I’m in California this week, working with a music website called Bandcamp. I thought the least I could do was bring a bottle of whisky, so I snuck a bottle of the Jura Prophecy into my suitcase. Of course, my hosts had done their homework, and there was a bottle of Lagavulin 16 waiting for me on my arrival.
The team are having something of a retreat. They often work from home and only communicate with each other online most of the time, so periodically, they rent a big house in Inverness (coincidentally), just out of San Francisco – and stay for a week working together, and just generally hanging out. It’s a privilege to be included – and a whisky tasting seemed appropriate.
We added a Bowmore 15 and a local single malt called St George (made in Alameda, California) to the selection, and we sat around the table on our first night in the house tasting, discussing and comparing whisky.
We started with the St George, which this website describes as a ‘very girly’ whisky, moved on to the noticeably smokier Jura Prophecy, followed it up with the raisiny, rich Bowmore 15 and finished on the Lagavulin.

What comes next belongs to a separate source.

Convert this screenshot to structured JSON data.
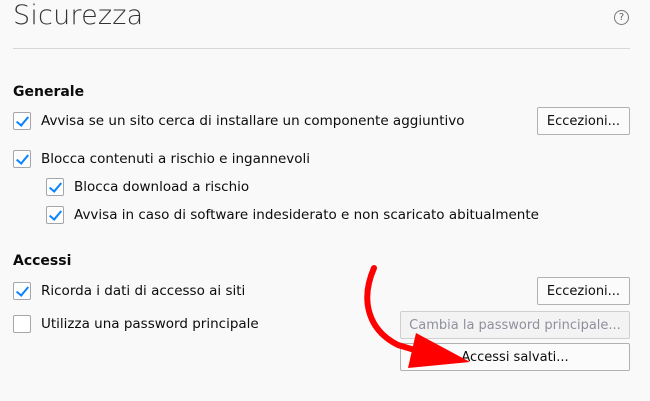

Of course, it was a bit of a late one and tasting whisky quickly just became drinking whisky. They all had work in the morning – including presentations and tech talks, and at 9am the next day, this was the opening slide.
The Lagavulin was the hands-down favourite, and over the course of the week, we’ve had to open the back-up bottle of that one. I think Diageo might start to notice a spike in local sales after this week.
But while we’ve mostly been hanging out together in the house, I have also managed to get out and about and explore a bit of the local neighbourhood.
I went to a saloon (the Old Western, no less) and I was pleasantly surprised to find Laphroaig on hand, though when I noticed the photographs above the bar of the visit paid to that fine establishment by Charles and Camilla, the pieces fell into place. Laphroaig is Charles’s favourite tipple.
But I’ve tried Laphroaig before, and wanted something a bit more appropriate to the context, so I selected a straight rye whisky called Old Overholt. Surprisingly sweet and smooth.
It’s been a great few days, and sharing the new tastes and understandings about whisky has definitely contributed to the experience of the event. I’ve managed to convert a few new whisky fans along the way, and made a few new friends in the process.